┌─ Extracted records
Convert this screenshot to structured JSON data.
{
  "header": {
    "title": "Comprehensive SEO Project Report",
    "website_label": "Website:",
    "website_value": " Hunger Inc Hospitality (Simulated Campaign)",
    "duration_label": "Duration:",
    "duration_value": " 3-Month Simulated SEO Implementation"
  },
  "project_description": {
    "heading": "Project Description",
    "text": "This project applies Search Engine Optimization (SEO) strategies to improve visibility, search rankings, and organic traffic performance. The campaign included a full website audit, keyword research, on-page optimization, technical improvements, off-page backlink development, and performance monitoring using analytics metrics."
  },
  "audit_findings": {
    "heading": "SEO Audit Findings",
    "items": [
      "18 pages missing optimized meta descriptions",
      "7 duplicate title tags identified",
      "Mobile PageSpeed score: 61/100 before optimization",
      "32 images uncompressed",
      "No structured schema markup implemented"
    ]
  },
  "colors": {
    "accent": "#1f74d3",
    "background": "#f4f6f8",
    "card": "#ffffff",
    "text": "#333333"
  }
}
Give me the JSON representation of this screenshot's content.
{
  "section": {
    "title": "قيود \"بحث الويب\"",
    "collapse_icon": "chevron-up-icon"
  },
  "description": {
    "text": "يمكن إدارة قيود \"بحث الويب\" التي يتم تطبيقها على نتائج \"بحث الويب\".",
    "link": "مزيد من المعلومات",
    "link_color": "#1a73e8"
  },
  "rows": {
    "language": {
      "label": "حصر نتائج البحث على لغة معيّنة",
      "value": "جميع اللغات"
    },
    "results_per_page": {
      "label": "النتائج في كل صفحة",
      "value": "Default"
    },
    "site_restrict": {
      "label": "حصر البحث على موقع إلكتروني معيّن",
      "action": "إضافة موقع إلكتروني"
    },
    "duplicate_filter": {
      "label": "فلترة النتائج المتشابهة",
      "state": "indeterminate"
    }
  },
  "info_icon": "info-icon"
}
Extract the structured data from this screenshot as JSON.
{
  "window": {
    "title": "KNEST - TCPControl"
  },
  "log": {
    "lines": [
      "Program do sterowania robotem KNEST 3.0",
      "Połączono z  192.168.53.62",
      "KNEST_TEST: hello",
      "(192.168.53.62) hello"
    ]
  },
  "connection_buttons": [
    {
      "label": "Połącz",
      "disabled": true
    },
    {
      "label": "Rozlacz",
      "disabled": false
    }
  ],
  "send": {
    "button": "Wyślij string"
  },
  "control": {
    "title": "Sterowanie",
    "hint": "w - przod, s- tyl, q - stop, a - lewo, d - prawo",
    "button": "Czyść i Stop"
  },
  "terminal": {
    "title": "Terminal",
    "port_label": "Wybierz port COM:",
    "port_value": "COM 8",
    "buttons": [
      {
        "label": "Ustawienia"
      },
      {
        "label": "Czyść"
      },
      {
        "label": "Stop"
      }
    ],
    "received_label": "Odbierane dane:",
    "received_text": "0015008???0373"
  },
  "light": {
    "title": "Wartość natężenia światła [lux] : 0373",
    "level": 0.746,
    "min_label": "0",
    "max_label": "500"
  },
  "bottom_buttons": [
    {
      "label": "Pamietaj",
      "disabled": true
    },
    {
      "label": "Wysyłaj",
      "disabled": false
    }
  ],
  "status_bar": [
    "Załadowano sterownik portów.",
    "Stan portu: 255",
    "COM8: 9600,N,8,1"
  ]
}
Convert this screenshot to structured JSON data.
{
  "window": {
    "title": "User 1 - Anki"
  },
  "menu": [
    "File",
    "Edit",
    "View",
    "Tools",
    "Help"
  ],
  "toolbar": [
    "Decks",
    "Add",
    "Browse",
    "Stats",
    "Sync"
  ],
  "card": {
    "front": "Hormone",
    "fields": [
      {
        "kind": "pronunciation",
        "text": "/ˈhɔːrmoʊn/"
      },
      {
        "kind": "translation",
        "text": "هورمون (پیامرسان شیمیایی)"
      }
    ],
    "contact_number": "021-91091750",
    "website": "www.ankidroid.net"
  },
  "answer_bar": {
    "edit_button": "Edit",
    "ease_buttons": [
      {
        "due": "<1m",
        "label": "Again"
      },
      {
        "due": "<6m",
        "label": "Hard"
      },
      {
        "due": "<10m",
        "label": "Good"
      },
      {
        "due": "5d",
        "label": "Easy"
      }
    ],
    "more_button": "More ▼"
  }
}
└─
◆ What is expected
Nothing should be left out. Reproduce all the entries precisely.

◆ Response to the exercise
Convert this screenshot to structured JSON data.
{
  "header": {
    "title": "Comprehensive SEO Project Report",
    "website_label": "Website:",
    "website_value": " Hunger Inc Hospitality (Simulated Campaign)",
    "duration_label": "Duration:",
    "duration_value": " 3-Month Simulated SEO Implementation"
  },
  "project_description": {
    "heading": "Project Description",
    "text": "This project applies Search Engine Optimization (SEO) strategies to improve visibility, search rankings, and organic traffic performance. The campaign included a full website audit, keyword research, on-page optimization, technical improvements, off-page backlink development, and performance monitoring using analytics metrics."
  },
  "audit_findings": {
    "heading": "SEO Audit Findings",
    "items": [
      "18 pages missing optimized meta descriptions",
      "7 duplicate title tags identified",
      "Mobile PageSpeed score: 61/100 before optimization",
      "32 images uncompressed",
      "No structured schema markup implemented"
    ]
  },
  "colors": {
    "accent": "#1f74d3",
    "background": "#f4f6f8",
    "card": "#ffffff",
    "text": "#333333"
  }
}
Give me the JSON representation of this screenshot's content.
{
  "section": {
    "title": "قيود \"بحث الويب\"",
    "collapse_icon": "chevron-up-icon"
  },
  "description": {
    "text": "يمكن إدارة قيود \"بحث الويب\" التي يتم تطبيقها على نتائج \"بحث الويب\".",
    "link": "مزيد من المعلومات",
    "link_color": "#1a73e8"
  },
  "rows": {
    "language": {
      "label": "حصر نتائج البحث على لغة معيّنة",
      "value": "جميع اللغات"
    },
    "results_per_page": {
      "label": "النتائج في كل صفحة",
      "value": "Default"
    },
    "site_restrict": {
      "label": "حصر البحث على موقع إلكتروني معيّن",
      "action": "إضافة موقع إلكتروني"
    },
    "duplicate_filter": {
      "label": "فلترة النتائج المتشابهة",
      "state": "indeterminate"
    }
  },
  "info_icon": "info-icon"
}
Extract the structured data from this screenshot as JSON.
{
  "window": {
    "title": "KNEST - TCPControl"
  },
  "log": {
    "lines": [
      "Program do sterowania robotem KNEST 3.0",
      "Połączono z  192.168.53.62",
      "KNEST_TEST: hello",
      "(192.168.53.62) hello"
    ]
  },
  "connection_buttons": [
    {
      "label": "Połącz",
      "disabled": true
    },
    {
      "label": "Rozlacz",
      "disabled": false
    }
  ],
  "send": {
    "button": "Wyślij string"
  },
  "control": {
    "title": "Sterowanie",
    "hint": "w - przod, s- tyl, q - stop, a - lewo, d - prawo",
    "button": "Czyść i Stop"
  },
  "terminal": {
    "title": "Terminal",
    "port_label": "Wybierz port COM:",
    "port_value": "COM 8",
    "buttons": [
      {
        "label": "Ustawienia"
      },
      {
        "label": "Czyść"
      },
      {
        "label": "Stop"
      }
    ],
    "received_label": "Odbierane dane:",
    "received_text": "0015008???0373"
  },
  "light": {
    "title": "Wartość natężenia światła [lux] : 0373",
    "level": 0.746,
    "min_label": "0",
    "max_label": "500"
  },
  "bottom_buttons": [
    {
      "label": "Pamietaj",
      "disabled": true
    },
    {
      "label": "Wysyłaj",
      "disabled": false
    }
  ],
  "status_bar": [
    "Załadowano sterownik portów.",
    "Stan portu: 255",
    "COM8: 9600,N,8,1"
  ]
}
Convert this screenshot to structured JSON data.
{
  "window": {
    "title": "User 1 - Anki"
  },
  "menu": [
    "File",
    "Edit",
    "View",
    "Tools",
    "Help"
  ],
  "toolbar": [
    "Decks",
    "Add",
    "Browse",
    "Stats",
    "Sync"
  ],
  "card": {
    "front": "Hormone",
    "fields": [
      {
        "kind": "pronunciation",
        "text": "/ˈhɔːrmoʊn/"
      },
      {
        "kind": "translation",
        "text": "هورمون (پیامرسان شیمیایی)"
      }
    ],
    "contact_number": "021-91091750",
    "website": "www.ankidroid.net"
  },
  "answer_bar": {
    "edit_button": "Edit",
    "ease_buttons": [
      {
        "due": "<1m",
        "label": "Again"
      },
      {
        "due": "<6m",
        "label": "Hard"
      },
      {
        "due": "<10m",
        "label": "Good"
      },
      {
        "due": "5d",
        "label": "Easy"
      }
    ],
    "more_button": "More ▼"
  }
}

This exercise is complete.